[Component data from apps and pages]

*** Block opens ***

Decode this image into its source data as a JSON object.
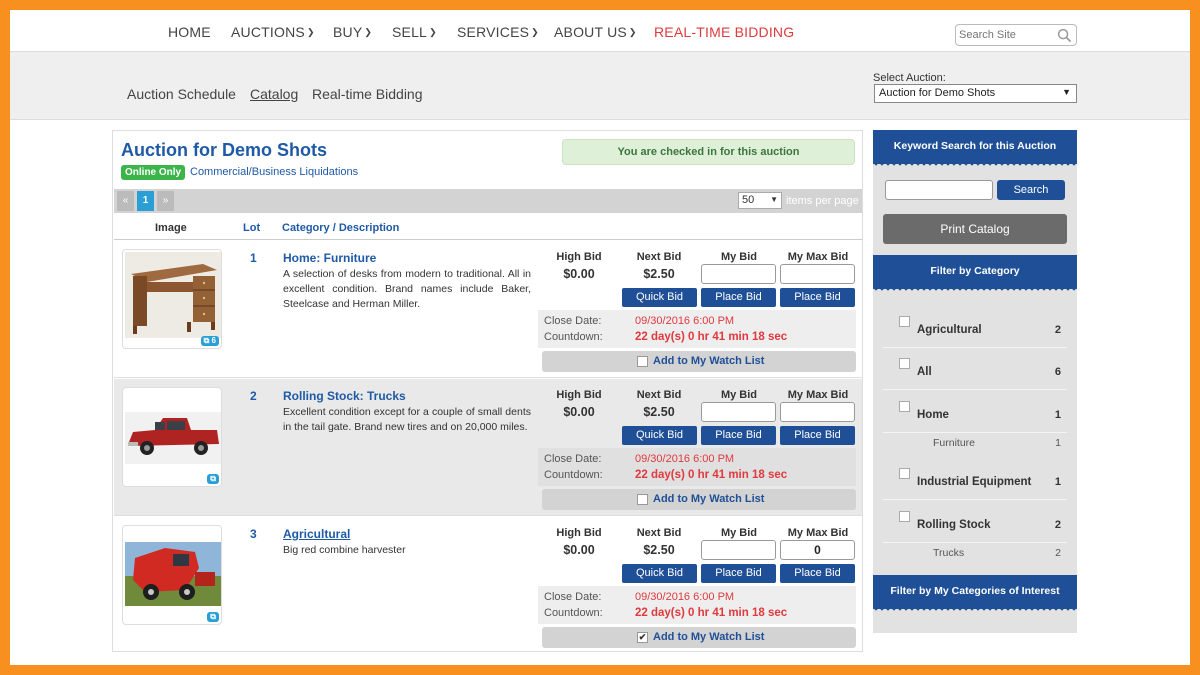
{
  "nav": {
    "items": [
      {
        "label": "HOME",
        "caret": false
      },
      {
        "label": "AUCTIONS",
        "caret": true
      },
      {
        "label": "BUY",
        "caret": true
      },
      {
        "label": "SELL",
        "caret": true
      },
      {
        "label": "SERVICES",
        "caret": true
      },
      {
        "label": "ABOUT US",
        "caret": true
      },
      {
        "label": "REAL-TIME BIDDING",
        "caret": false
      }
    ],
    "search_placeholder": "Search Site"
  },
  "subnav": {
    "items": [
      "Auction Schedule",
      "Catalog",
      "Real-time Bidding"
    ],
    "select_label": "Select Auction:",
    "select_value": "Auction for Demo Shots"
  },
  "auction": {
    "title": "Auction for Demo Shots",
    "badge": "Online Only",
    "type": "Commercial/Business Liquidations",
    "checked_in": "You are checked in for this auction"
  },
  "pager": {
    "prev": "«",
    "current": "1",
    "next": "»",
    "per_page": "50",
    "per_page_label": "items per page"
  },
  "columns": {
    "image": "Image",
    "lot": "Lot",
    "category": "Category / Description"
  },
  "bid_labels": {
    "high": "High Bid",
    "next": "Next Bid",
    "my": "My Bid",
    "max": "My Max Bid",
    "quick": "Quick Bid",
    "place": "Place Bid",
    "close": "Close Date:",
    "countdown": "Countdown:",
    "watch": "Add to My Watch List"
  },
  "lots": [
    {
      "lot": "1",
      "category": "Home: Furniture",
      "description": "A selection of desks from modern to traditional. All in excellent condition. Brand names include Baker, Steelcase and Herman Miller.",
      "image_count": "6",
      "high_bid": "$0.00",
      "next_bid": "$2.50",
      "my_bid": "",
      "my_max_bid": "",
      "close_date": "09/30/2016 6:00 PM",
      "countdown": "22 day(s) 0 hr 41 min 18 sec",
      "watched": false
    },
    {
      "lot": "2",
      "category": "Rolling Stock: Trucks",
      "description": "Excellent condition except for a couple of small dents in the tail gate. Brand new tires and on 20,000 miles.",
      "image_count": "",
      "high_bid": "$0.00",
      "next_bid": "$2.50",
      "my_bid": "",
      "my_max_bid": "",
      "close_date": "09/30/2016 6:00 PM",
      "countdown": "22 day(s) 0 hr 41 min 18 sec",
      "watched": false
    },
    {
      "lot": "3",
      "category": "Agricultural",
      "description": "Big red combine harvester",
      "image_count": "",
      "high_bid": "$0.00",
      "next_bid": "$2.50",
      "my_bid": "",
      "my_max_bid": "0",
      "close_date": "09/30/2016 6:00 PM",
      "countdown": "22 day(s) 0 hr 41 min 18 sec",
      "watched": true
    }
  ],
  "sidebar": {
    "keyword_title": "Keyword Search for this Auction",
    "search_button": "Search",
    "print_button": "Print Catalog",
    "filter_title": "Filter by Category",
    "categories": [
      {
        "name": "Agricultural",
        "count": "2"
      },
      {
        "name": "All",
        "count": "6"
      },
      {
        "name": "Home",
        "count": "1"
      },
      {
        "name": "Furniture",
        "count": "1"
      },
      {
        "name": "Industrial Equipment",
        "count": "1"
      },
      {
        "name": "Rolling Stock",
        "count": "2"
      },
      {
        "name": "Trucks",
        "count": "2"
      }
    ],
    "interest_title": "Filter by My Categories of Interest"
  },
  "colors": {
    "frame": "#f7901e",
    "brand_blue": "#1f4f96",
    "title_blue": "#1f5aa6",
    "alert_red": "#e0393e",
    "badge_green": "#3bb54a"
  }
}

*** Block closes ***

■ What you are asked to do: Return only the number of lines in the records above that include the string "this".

■ Output: 3